[Your assignment]:
Produce a verbatim copy of the following records, leaving out all pictures.
::: Available records :::
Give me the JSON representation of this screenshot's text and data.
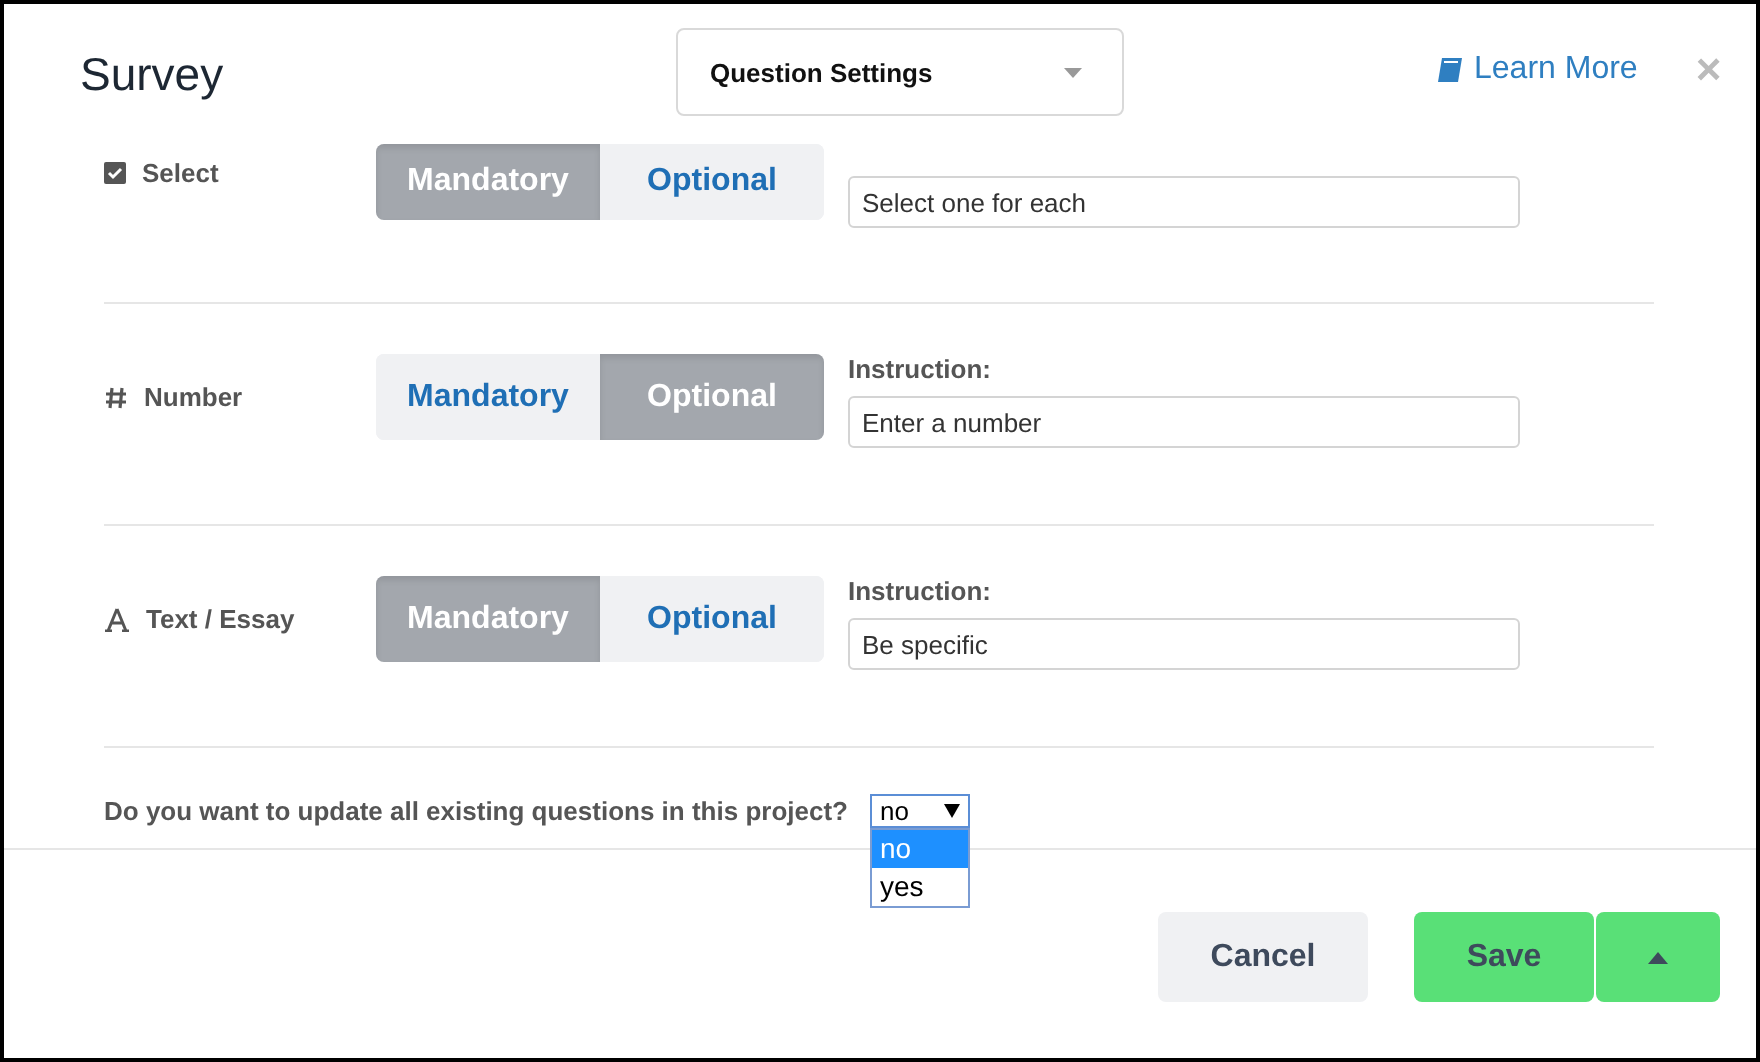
{
  "window": {
    "title": "Survey"
  },
  "settings_dropdown": {
    "value": "Question Settings"
  },
  "learn_more": "Learn More",
  "close": "×",
  "question_types": [
    {
      "kind": "select",
      "label": "Select",
      "options": [
        {
          "label": "Mandatory",
          "selected": true
        },
        {
          "label": "Optional",
          "selected": false
        }
      ],
      "instruction": {
        "value": "Select one for each"
      }
    },
    {
      "kind": "number",
      "label": "Number",
      "options": [
        {
          "label": "Mandatory",
          "selected": false
        },
        {
          "label": "Optional",
          "selected": true
        }
      ],
      "instruction": {
        "label": "Instruction:",
        "value": "Enter a number"
      }
    },
    {
      "kind": "text",
      "label": "Text / Essay",
      "options": [
        {
          "label": "Mandatory",
          "selected": true
        },
        {
          "label": "Optional",
          "selected": false
        }
      ],
      "instruction": {
        "label": "Instruction:",
        "value": "Be specific"
      }
    }
  ],
  "update_existing": {
    "question": "Do you want to update all existing questions in this project?",
    "value": "no",
    "expanded": true,
    "options": [
      {
        "label": "no",
        "selected": true
      },
      {
        "label": "yes",
        "selected": false
      }
    ]
  },
  "buttons": {
    "cancel": "Cancel",
    "save": "Save"
  }
}
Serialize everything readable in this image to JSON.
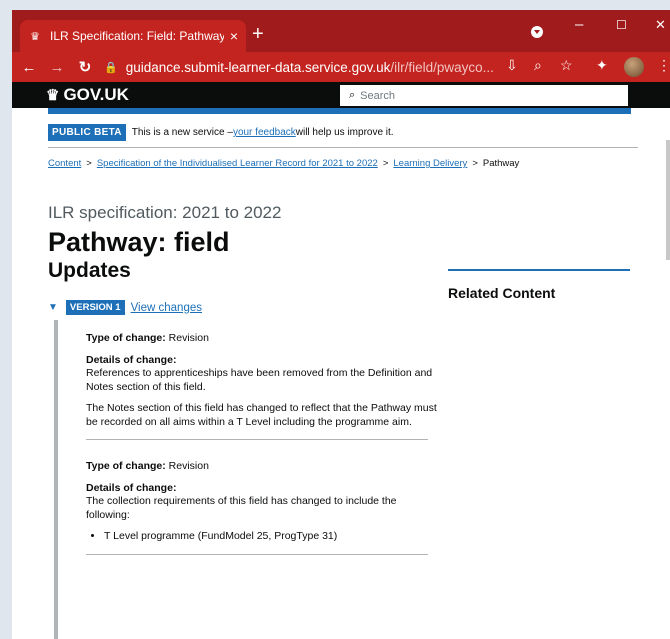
{
  "tab": {
    "title": "ILR Specification: Field: Pathway",
    "close": "×",
    "new": "+"
  },
  "window_controls": {
    "minimize": "–",
    "maximize": "☐",
    "close": "✕"
  },
  "toolbar": {
    "back": "←",
    "forward": "→",
    "reload": "↻",
    "url_host": "guidance.submit-learner-data.service.gov.uk",
    "url_path": "/ilr/field/pwayco...",
    "icons": [
      "install-icon",
      "zoom-icon",
      "star-icon",
      "extensions-icon"
    ]
  },
  "gov": {
    "logo": "GOV.UK",
    "search_placeholder": "Search"
  },
  "beta": {
    "tag": "PUBLIC BETA",
    "text_before": "This is a new service – ",
    "link": "your feedback",
    "text_after": " will help us improve it."
  },
  "breadcrumbs": [
    {
      "label": "Content",
      "link": true
    },
    {
      "label": "Specification of the Individualised Learner Record for 2021 to 2022",
      "link": true
    },
    {
      "label": "Learning Delivery",
      "link": true
    },
    {
      "label": "Pathway",
      "link": false
    }
  ],
  "caption": "ILR specification: 2021 to 2022",
  "title": "Pathway: field",
  "updates_heading": "Updates",
  "related_heading": "Related Content",
  "version": {
    "tag": "VERSION 1",
    "link": "View changes"
  },
  "changes": [
    {
      "type_label": "Type of change:",
      "type_value": "Revision",
      "details_label": "Details of change:",
      "paragraphs": [
        "References to apprenticeships have been removed from the Definition and Notes section of this field.",
        "The Notes section of this field has changed to reflect that the Pathway must be recorded on all aims within a T Level including the programme aim."
      ]
    },
    {
      "type_label": "Type of change:",
      "type_value": "Revision",
      "details_label": "Details of change:",
      "paragraphs": [
        "The collection requirements of this field has changed to include the following:"
      ],
      "bullets": [
        "T Level programme (FundModel 25, ProgType 31)"
      ]
    }
  ]
}
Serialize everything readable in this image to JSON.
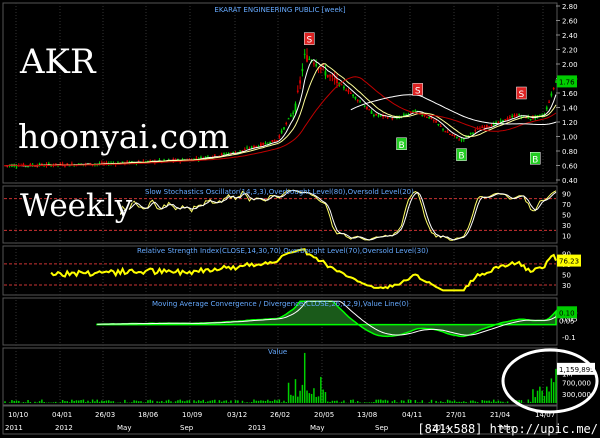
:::
[Written solution]:
Give me the JSON representation of this screenshot's text and data.
{
  "window": {
    "title": "Survey"
  },
  "settings_dropdown": {
    "value": "Question Settings"
  },
  "learn_more": "Learn More",
  "close": "×",
  "question_types": [
    {
      "kind": "select",
      "label": "Select",
      "options": [
        {
          "label": "Mandatory",
          "selected": true
        },
        {
          "label": "Optional",
          "selected": false
        }
      ],
      "instruction": {
        "value": "Select one for each"
      }
    },
    {
      "kind": "number",
      "label": "Number",
      "options": [
        {
          "label": "Mandatory",
          "selected": false
        },
        {
          "label": "Optional",
          "selected": true
        }
      ],
      "instruction": {
        "label": "Instruction:",
        "value": "Enter a number"
      }
    },
    {
      "kind": "text",
      "label": "Text / Essay",
      "options": [
        {
          "label": "Mandatory",
          "selected": true
        },
        {
          "label": "Optional",
          "selected": false
        }
      ],
      "instruction": {
        "label": "Instruction:",
        "value": "Be specific"
      }
    }
  ],
  "update_existing": {
    "question": "Do you want to update all existing questions in this project?",
    "value": "no",
    "expanded": true,
    "options": [
      {
        "label": "no",
        "selected": true
      },
      {
        "label": "yes",
        "selected": false
      }
    ]
  },
  "buttons": {
    "cancel": "Cancel",
    "save": "Save"
  }
}
Serialize everything readable in this image to JSON.
{
  "tab": {
    "title": "ILR Specification: Field: Pathway",
    "close": "×",
    "new": "+"
  },
  "window_controls": {
    "minimize": "–",
    "maximize": "☐",
    "close": "✕"
  },
  "toolbar": {
    "back": "←",
    "forward": "→",
    "reload": "↻",
    "url_host": "guidance.submit-learner-data.service.gov.uk",
    "url_path": "/ilr/field/pwayco...",
    "icons": [
      "install-icon",
      "zoom-icon",
      "star-icon",
      "extensions-icon"
    ]
  },
  "gov": {
    "logo": "GOV.UK",
    "search_placeholder": "Search"
  },
  "beta": {
    "tag": "PUBLIC BETA",
    "text_before": "This is a new service – ",
    "link": "your feedback",
    "text_after": " will help us improve it."
  },
  "breadcrumbs": [
    {
      "label": "Content",
      "link": true
    },
    {
      "label": "Specification of the Individualised Learner Record for 2021 to 2022",
      "link": true
    },
    {
      "label": "Learning Delivery",
      "link": true
    },
    {
      "label": "Pathway",
      "link": false
    }
  ],
  "caption": "ILR specification: 2021 to 2022",
  "title": "Pathway: field",
  "updates_heading": "Updates",
  "related_heading": "Related Content",
  "version": {
    "tag": "VERSION 1",
    "link": "View changes"
  },
  "changes": [
    {
      "type_label": "Type of change:",
      "type_value": "Revision",
      "details_label": "Details of change:",
      "paragraphs": [
        "References to apprenticeships have been removed from the Definition and Notes section of this field.",
        "The Notes section of this field has changed to reflect that the Pathway must be recorded on all aims within a T Level including the programme aim."
      ]
    },
    {
      "type_label": "Type of change:",
      "type_value": "Revision",
      "details_label": "Details of change:",
      "paragraphs": [
        "The collection requirements of this field has changed to include the following:"
      ],
      "bullets": [
        "T Level programme (FundModel 25, ProgType 31)"
      ]
    }
  ]
}
Serialize everything readable in this image to JSON.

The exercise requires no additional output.